The finished copy should hold every entry exactly as given, and no pictures.

Extracted data
....

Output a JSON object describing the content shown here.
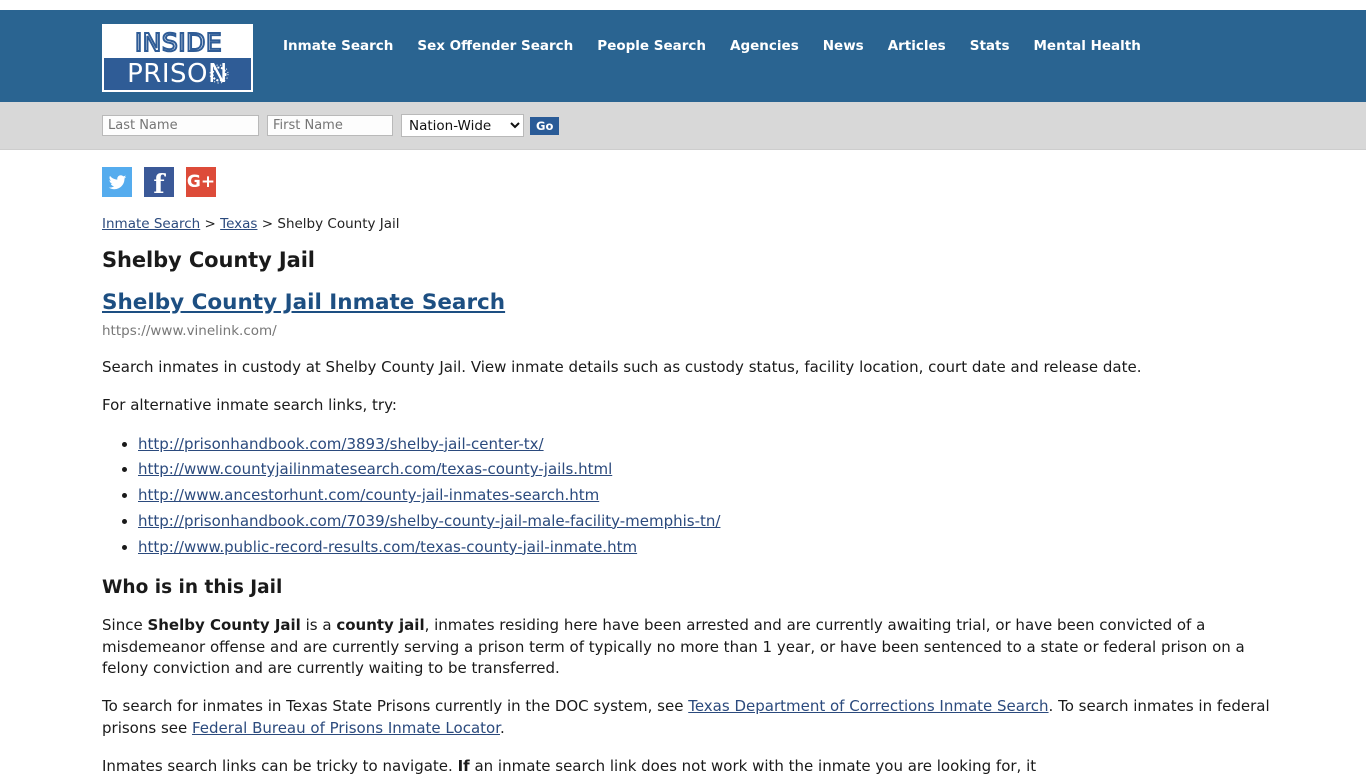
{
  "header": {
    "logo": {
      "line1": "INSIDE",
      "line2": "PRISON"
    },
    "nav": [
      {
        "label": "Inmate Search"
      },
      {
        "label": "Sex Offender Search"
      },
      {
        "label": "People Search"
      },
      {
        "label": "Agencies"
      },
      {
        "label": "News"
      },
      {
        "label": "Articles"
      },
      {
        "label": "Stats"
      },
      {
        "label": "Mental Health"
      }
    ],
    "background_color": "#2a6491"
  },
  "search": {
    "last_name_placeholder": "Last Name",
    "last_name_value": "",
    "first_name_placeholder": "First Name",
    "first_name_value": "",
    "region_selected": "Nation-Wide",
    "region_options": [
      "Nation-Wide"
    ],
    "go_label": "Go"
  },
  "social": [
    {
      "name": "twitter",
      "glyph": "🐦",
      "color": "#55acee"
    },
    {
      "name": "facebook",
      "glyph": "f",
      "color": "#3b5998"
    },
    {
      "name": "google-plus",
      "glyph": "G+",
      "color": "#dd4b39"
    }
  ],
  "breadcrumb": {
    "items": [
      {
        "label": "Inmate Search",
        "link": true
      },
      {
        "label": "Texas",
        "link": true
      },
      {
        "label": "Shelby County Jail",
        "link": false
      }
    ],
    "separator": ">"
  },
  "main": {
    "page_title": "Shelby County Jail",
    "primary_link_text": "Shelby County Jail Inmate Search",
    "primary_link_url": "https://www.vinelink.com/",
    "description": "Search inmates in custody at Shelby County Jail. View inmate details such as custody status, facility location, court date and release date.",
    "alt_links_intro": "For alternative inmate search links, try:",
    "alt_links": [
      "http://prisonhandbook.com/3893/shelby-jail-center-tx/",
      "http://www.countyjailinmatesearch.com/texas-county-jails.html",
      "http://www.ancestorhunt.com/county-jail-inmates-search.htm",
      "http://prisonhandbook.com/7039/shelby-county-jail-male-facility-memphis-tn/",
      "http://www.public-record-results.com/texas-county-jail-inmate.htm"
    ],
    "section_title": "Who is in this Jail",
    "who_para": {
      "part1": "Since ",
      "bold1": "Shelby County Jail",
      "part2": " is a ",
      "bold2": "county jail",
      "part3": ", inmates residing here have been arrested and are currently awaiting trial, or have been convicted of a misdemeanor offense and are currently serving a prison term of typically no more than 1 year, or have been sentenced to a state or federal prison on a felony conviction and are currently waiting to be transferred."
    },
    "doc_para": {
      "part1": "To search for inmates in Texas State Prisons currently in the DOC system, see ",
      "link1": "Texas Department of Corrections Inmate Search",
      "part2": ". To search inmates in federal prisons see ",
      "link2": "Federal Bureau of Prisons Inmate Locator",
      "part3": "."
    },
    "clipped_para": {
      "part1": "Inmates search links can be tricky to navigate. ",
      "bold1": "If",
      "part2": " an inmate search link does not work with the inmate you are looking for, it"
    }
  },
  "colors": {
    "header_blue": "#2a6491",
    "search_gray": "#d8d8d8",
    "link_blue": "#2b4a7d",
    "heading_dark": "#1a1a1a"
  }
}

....

Response
Output a JSON object describing the content shown here.
{
  "header": {
    "logo": {
      "line1": "INSIDE",
      "line2": "PRISON"
    },
    "nav": [
      {
        "label": "Inmate Search"
      },
      {
        "label": "Sex Offender Search"
      },
      {
        "label": "People Search"
      },
      {
        "label": "Agencies"
      },
      {
        "label": "News"
      },
      {
        "label": "Articles"
      },
      {
        "label": "Stats"
      },
      {
        "label": "Mental Health"
      }
    ],
    "background_color": "#2a6491"
  },
  "search": {
    "last_name_placeholder": "Last Name",
    "last_name_value": "",
    "first_name_placeholder": "First Name",
    "first_name_value": "",
    "region_selected": "Nation-Wide",
    "region_options": [
      "Nation-Wide"
    ],
    "go_label": "Go"
  },
  "social": [
    {
      "name": "twitter",
      "glyph": "🐦",
      "color": "#55acee"
    },
    {
      "name": "facebook",
      "glyph": "f",
      "color": "#3b5998"
    },
    {
      "name": "google-plus",
      "glyph": "G+",
      "color": "#dd4b39"
    }
  ],
  "breadcrumb": {
    "items": [
      {
        "label": "Inmate Search",
        "link": true
      },
      {
        "label": "Texas",
        "link": true
      },
      {
        "label": "Shelby County Jail",
        "link": false
      }
    ],
    "separator": ">"
  },
  "main": {
    "page_title": "Shelby County Jail",
    "primary_link_text": "Shelby County Jail Inmate Search",
    "primary_link_url": "https://www.vinelink.com/",
    "description": "Search inmates in custody at Shelby County Jail. View inmate details such as custody status, facility location, court date and release date.",
    "alt_links_intro": "For alternative inmate search links, try:",
    "alt_links": [
      "http://prisonhandbook.com/3893/shelby-jail-center-tx/",
      "http://www.countyjailinmatesearch.com/texas-county-jails.html",
      "http://www.ancestorhunt.com/county-jail-inmates-search.htm",
      "http://prisonhandbook.com/7039/shelby-county-jail-male-facility-memphis-tn/",
      "http://www.public-record-results.com/texas-county-jail-inmate.htm"
    ],
    "section_title": "Who is in this Jail",
    "who_para": {
      "part1": "Since ",
      "bold1": "Shelby County Jail",
      "part2": " is a ",
      "bold2": "county jail",
      "part3": ", inmates residing here have been arrested and are currently awaiting trial, or have been convicted of a misdemeanor offense and are currently serving a prison term of typically no more than 1 year, or have been sentenced to a state or federal prison on a felony conviction and are currently waiting to be transferred."
    },
    "doc_para": {
      "part1": "To search for inmates in Texas State Prisons currently in the DOC system, see ",
      "link1": "Texas Department of Corrections Inmate Search",
      "part2": ". To search inmates in federal prisons see ",
      "link2": "Federal Bureau of Prisons Inmate Locator",
      "part3": "."
    },
    "clipped_para": {
      "part1": "Inmates search links can be tricky to navigate. ",
      "bold1": "If",
      "part2": " an inmate search link does not work with the inmate you are looking for, it"
    }
  },
  "colors": {
    "header_blue": "#2a6491",
    "search_gray": "#d8d8d8",
    "link_blue": "#2b4a7d",
    "heading_dark": "#1a1a1a"
  }
}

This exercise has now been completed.